The controlled reduced tide system (CRT) is a new technique for restoring tidal marshes and is being tested in the Schelde estuary (Belgium). Biogeochemical processes within a CRT were hypothesized to support and improve several estuarine functions such as sediment trapping and nutrient burial. In 2006, the first pilot CRT was implemented in the fr...
Article
Full-text available
Dissolved organic C (DOC) plays an important role in the cycling and distribution of energy and nutrients. However, factors controlling the transport of DOC both within and between ecosystems are not clear. The aim of this work was to identify the contributing pathways for transport of DOC to surface water in catchments contrasting in land use and...
Article
Weathering of silicate minerals releases dissolved silicate (DSi) to the soil-vegetation system. Accumulation and recycling of this DSi by terrestrial ecosystems creates a pool of reactive Si on the continents that buffers DSi export to the ocean. Human perturbations to the functioning of the buffer have been a recent research focus, yet a common a...
Article
Full-text available
We assessed the role of vegetation and hydrology in the Si cycle in the Okavango Delta. Our results show a large storage of biogenic Si (BSi) in vegetation and the sediments. The biological storage is among the highest observed so far for any ecosystem worldwide. Floodplain vegetation accumulates similar amounts of BSi in both the temporary floodpl...
Article
Amorphous Silica (ASi) is present in considerable amounts in most soils and serves as a (micro-)nutrient for many plants. However, our understanding of the response of this important nutrient pool to human or natural disturbances is still very limited. One of the reasons for this is the long time scales involved. This explorative study focuses on t...
Article
Full-text available
Silicon (Si) is a key element in global biogeochemical cycling and recent research has shown that changes in the biological component of the Si cycle may lead to more rapid variations in the land–ocean Si transfer than previously thought. The objective of this paper is to better understand the controls on temporal Si dynamics in terrestrial ecosyst...
Article
Full-text available
Tidal oscillations systematically flood salt marshes, transporting water, sediments, organic matter, and biogeochemical elements such as silica. Here we present a review of recent studies on these fluxes and their effects on both ecosystem functioning and morphological evolution of salt marshes. We reexamine a simplified model for the computation o...
Article
Full-text available
As an essential nutrient for diatoms, silica plays a key role in the estuarine and coastal food web. High concentrations of dissolved silica (DSi) were found in the seepage water of tidal freshwater marshes, which were therefore assumed to contribute to the silica supply to estuarine waters in times of silica limitation. A comprehensive budget calc...
Article
Tidal marshes play an important role in the estuarine Si cycle. Dissolved silicon (DSi) is taken up by marsh diatom communities and by tidal marsh vegetation. Delivery of DSi back to the estuary after biogenic silica dissolution potentially increases the resilience of the estuary against harmful effects of DSi depletion events.
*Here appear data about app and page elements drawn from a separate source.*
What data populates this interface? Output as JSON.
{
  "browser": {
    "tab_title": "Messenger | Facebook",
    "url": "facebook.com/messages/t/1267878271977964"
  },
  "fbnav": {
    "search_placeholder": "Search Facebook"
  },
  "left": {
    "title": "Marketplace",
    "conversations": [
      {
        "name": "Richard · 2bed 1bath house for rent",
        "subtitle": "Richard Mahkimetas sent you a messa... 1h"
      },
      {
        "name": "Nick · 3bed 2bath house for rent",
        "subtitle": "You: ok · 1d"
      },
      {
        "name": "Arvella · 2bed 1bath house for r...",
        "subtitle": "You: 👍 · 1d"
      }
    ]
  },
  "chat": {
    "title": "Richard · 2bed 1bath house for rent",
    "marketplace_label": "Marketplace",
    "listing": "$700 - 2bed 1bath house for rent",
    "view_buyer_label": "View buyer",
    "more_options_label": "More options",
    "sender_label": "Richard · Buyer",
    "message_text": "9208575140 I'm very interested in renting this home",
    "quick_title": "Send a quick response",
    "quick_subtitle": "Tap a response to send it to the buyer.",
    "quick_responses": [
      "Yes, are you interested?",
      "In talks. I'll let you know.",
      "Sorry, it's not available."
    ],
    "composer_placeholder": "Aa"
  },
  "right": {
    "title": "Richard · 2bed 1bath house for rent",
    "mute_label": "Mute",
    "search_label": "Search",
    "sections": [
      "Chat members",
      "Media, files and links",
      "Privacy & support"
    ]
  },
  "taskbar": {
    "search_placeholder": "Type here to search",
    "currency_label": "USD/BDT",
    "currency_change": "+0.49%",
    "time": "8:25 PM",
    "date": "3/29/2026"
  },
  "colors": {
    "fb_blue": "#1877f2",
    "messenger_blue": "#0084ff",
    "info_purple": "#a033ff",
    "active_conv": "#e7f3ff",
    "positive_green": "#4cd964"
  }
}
Tidal freshwater mar...
Article
Full-text available
Silica is well known for its role as inducible defence mechanism countering herbivore attack, mainly through precipitation of opaline, biogenic silica (BSi) bodies (phytoliths) in plant epidermal tissues. Even though grazing strongly interacts with other element cycles, its impact on terrestrial silica cycling has never been thoroughly considered....
Article
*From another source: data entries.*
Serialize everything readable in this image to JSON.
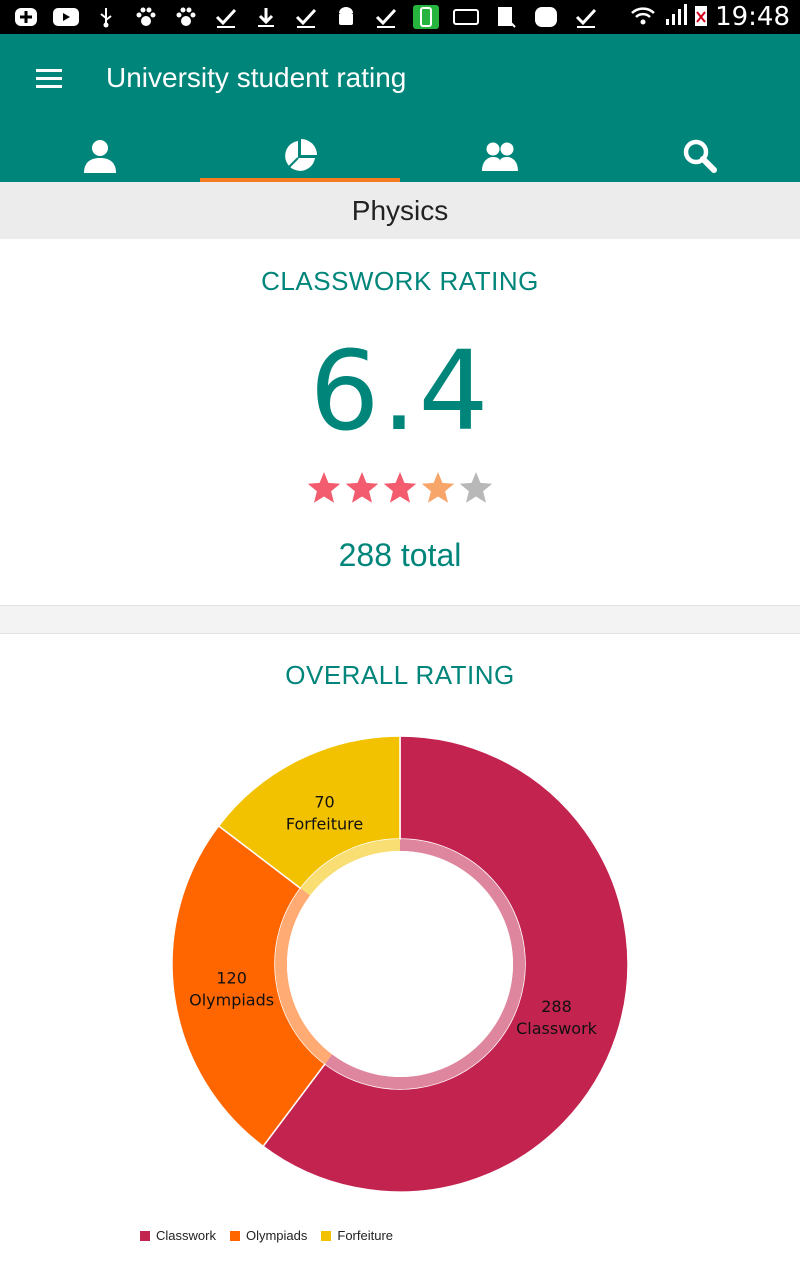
{
  "status_bar": {
    "time": "19:48"
  },
  "app_bar": {
    "title": "University student rating",
    "tabs": [
      {
        "icon": "person-icon",
        "active": false
      },
      {
        "icon": "pie-chart-icon",
        "active": true
      },
      {
        "icon": "group-icon",
        "active": false
      },
      {
        "icon": "search-icon",
        "active": false
      }
    ]
  },
  "subject": "Physics",
  "classwork": {
    "heading": "CLASSWORK RATING",
    "rating": "6.4",
    "stars": 3.4,
    "total_text": "288 total"
  },
  "overall": {
    "heading": "OVERALL RATING"
  },
  "chart_data": {
    "type": "pie",
    "donut": true,
    "categories": [
      "Classwork",
      "Olympiads",
      "Forfeiture"
    ],
    "values": [
      288,
      120,
      70
    ],
    "colors": [
      "#c2234f",
      "#ff6600",
      "#f2c200"
    ],
    "legend": "bottom-left",
    "data_labels": [
      {
        "value": "288",
        "name": "Classwork"
      },
      {
        "value": "120",
        "name": "Olympiads"
      },
      {
        "value": "70",
        "name": "Forfeiture"
      }
    ]
  },
  "colors": {
    "primary": "#00857a",
    "accent": "#f57c1f",
    "star_full": "#f35c6e",
    "star_partial": "#f8a56a",
    "star_empty": "#b8b8b8"
  }
}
Full-text available
The decomposition rate of plant litter is important for the carbon cycle. Element stoichiometry and hardly degradable carbon compounds are main factors controlling the decomposition rate of plant litter. Recent research has linked these factors to silicon availability during plant growth, but no research focused on the effect of silicon on litter d...
Article
In the European subarctic, river valleys and other moist zones are dominated by tall shrub tundra, dominated by willows. Although climate warming is generally hypothesized to result in an expansion of this shrub zone, intensive reindeer husbandry in Finnmark (Northern Fennoscandia) during the last three decades seems to have resulted in a "deshrubi...